by Malin Klingenberg, with illustrations by Maria Sann
reviewed by B.J. Woodstein
At a costume party, Teo is frightened by a friend dressed as a skeleton. So frightened, in fact, that he runs up a ladder in his own bunny costume, falls and ends up breaking an arm.
At the hospital, Teo is surprised to learn that he himself has a skeleton and that you can even look at it, with the help of an X-ray. He begins to ponder the idea of a skeleton: what it does, if it misses the person it belongs to after death, whether the baby growing in his mother’s womb can see their mother’s skeleton and if that’s scary, and whether skeletons get sweaty too.

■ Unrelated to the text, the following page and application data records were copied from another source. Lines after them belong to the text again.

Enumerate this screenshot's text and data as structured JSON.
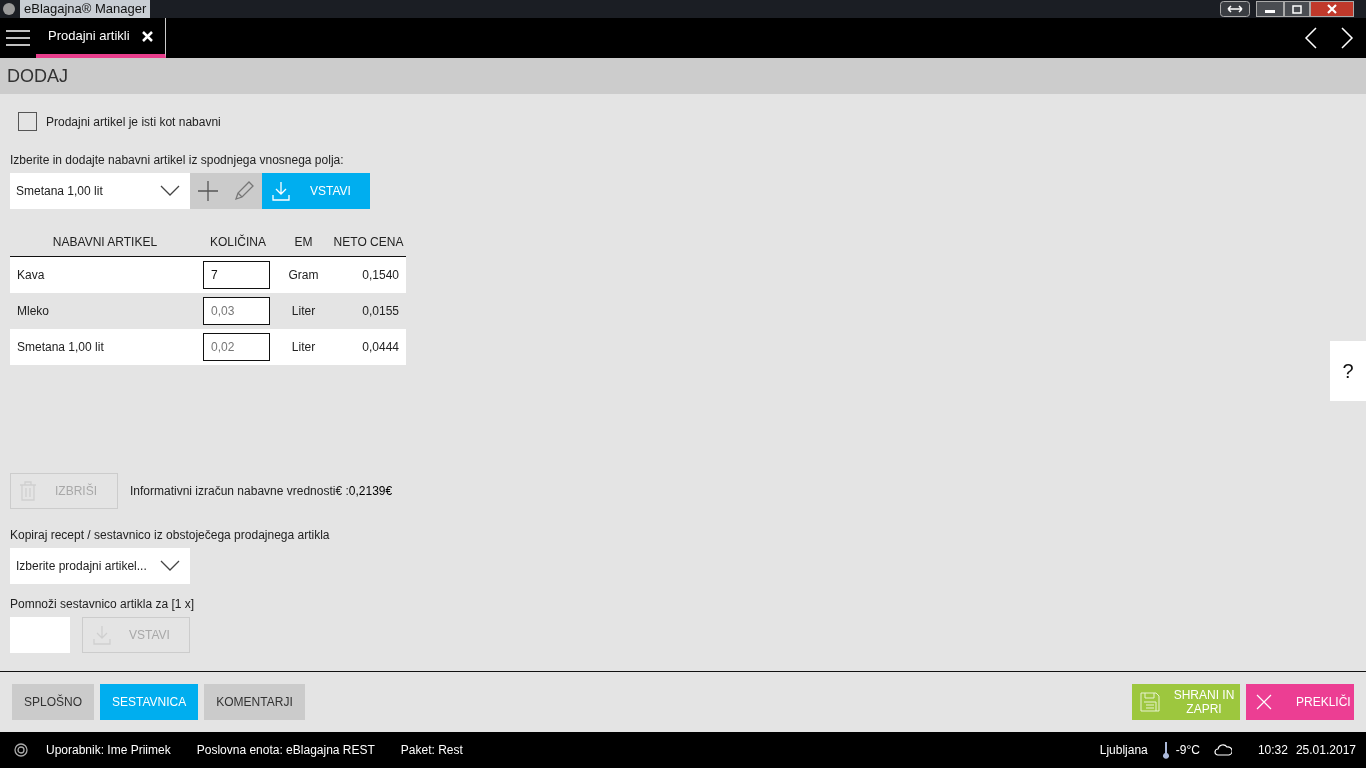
{
  "window": {
    "title": "eBlagajna® Manager"
  },
  "tabs": [
    {
      "label": "Prodajni artikli",
      "selected": true
    }
  ],
  "heading": "DODAJ",
  "same_as_purchase": {
    "label": "Prodajni artikel je isti kot nabavni",
    "checked": false
  },
  "add_section": {
    "label": "Izberite in dodajte nabavni artikel iz spodnjega vnosnega polja:",
    "select_value": "Smetana 1,00 lit",
    "insert_button": "VSTAVI"
  },
  "table": {
    "columns": [
      "NABAVNI ARTIKEL",
      "KOLIČINA",
      "EM",
      "NETO CENA"
    ],
    "rows": [
      {
        "article": "Kava",
        "quantity": "7",
        "unit": "Gram",
        "net_price": "0,1540",
        "focused": true
      },
      {
        "article": "Mleko",
        "quantity": "0,03",
        "unit": "Liter",
        "net_price": "0,0155",
        "focused": false
      },
      {
        "article": "Smetana 1,00 lit",
        "quantity": "0,02",
        "unit": "Liter",
        "net_price": "0,0444",
        "focused": false
      }
    ]
  },
  "delete_button": {
    "label": "IZBRIŠI",
    "disabled": true
  },
  "info": {
    "label": "Informativni izračun nabavne vrednosti€ :",
    "value": "0,2139€"
  },
  "copy_section": {
    "label": "Kopiraj recept / sestavnico iz obstoječega prodajnega artikla",
    "placeholder": "Izberite prodajni artikel..."
  },
  "multiply": {
    "label": "Pomnoži sestavnico artikla za [1 x]",
    "button": {
      "label": "VSTAVI",
      "disabled": true
    }
  },
  "help_button": "?",
  "bottom_tabs": [
    {
      "label": "SPLOŠNO",
      "selected": false
    },
    {
      "label": "SESTAVNICA",
      "selected": true
    },
    {
      "label": "KOMENTARJI",
      "selected": false
    }
  ],
  "actions": [
    {
      "label": "SHRANI IN ZAPRI",
      "kind": "save"
    },
    {
      "label": "PREKLIČI",
      "kind": "cancel"
    }
  ],
  "status_bar": {
    "user": "Uporabnik: Ime Priimek",
    "unit": "Poslovna enota: eBlagajna REST",
    "package": "Paket: Rest",
    "city": "Ljubljana",
    "temperature": "-9°C",
    "time": "10:32",
    "date": "25.01.2017"
  }
}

Gradually, Teo becomes more comfortable with the idea of his bones. He wants to hear stories about bones and to play games about skeletons. What once scared him now is an interesting fact in his life.
Malin Klingenberg’s book captures the philosophical investigations children regularly carry out, accurately depicting the way knowledge helps them move from worry or confusion to acceptance and curiosity. The illustrations, by Maria Sann, are especially good at portraying the emotions playing on Teo’s face; the way he is relaxed at the end, lying on a mattress near his friend Roni, tells the reader or the read-to that all is fine now and that skeletons are nothing to be scared of.
Schildts & Söderströms, 2023, unpaginated.
Foreign rights: Helsinki Literary Agency.
Malin Klingenberg is the author of numerous children’s books. Her poetry book Fisens liv appeared as The Secret Life of Farts, translated by Annie Prime and published by Pushkin Press in 2020.
Maria Sann is an illustrator who has worked on children's books and book covers. In 2021, she was awarded the prestigeous Rudolf Koivu Award.